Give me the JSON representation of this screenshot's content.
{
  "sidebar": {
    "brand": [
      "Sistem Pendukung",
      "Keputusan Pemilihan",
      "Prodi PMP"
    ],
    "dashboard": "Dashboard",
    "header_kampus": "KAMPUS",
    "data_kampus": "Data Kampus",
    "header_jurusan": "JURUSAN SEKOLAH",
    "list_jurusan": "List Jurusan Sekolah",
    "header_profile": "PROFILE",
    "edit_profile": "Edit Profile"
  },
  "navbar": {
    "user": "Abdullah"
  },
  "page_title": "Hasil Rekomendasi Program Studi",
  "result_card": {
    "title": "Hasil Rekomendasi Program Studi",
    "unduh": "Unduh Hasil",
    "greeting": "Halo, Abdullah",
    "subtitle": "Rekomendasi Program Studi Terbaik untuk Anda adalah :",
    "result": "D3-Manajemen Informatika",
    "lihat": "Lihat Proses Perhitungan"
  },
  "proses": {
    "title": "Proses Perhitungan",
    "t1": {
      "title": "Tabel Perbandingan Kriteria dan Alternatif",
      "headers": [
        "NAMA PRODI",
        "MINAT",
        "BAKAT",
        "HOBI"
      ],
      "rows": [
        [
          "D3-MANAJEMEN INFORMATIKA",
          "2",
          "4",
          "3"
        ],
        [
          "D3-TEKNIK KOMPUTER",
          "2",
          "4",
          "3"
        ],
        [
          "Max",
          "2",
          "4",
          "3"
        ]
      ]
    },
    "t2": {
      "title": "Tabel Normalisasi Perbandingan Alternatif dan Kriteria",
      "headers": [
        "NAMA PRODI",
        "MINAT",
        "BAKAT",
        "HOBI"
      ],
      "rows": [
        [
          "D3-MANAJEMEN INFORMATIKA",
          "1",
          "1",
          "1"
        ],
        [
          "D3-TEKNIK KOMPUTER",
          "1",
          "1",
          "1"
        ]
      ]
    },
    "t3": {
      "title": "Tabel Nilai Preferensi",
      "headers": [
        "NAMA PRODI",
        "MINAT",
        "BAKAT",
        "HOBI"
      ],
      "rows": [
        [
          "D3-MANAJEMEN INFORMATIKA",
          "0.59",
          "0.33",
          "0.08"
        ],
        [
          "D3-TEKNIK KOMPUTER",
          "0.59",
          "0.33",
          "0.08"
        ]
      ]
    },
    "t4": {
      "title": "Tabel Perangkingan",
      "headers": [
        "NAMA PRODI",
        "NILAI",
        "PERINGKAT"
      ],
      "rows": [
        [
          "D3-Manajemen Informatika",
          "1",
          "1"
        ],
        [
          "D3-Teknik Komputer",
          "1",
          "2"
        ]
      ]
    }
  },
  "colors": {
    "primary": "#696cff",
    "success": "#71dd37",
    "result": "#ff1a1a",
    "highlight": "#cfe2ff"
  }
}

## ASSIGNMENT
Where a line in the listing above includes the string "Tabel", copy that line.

## TASK OUTPUT
      "title": "Tabel Perbandingan Kriteria dan Alternatif",
      "title": "Tabel Normalisasi Perbandingan Alternatif dan Kriteria",
      "title": "Tabel Nilai Preferensi",
      "title": "Tabel Perangkingan",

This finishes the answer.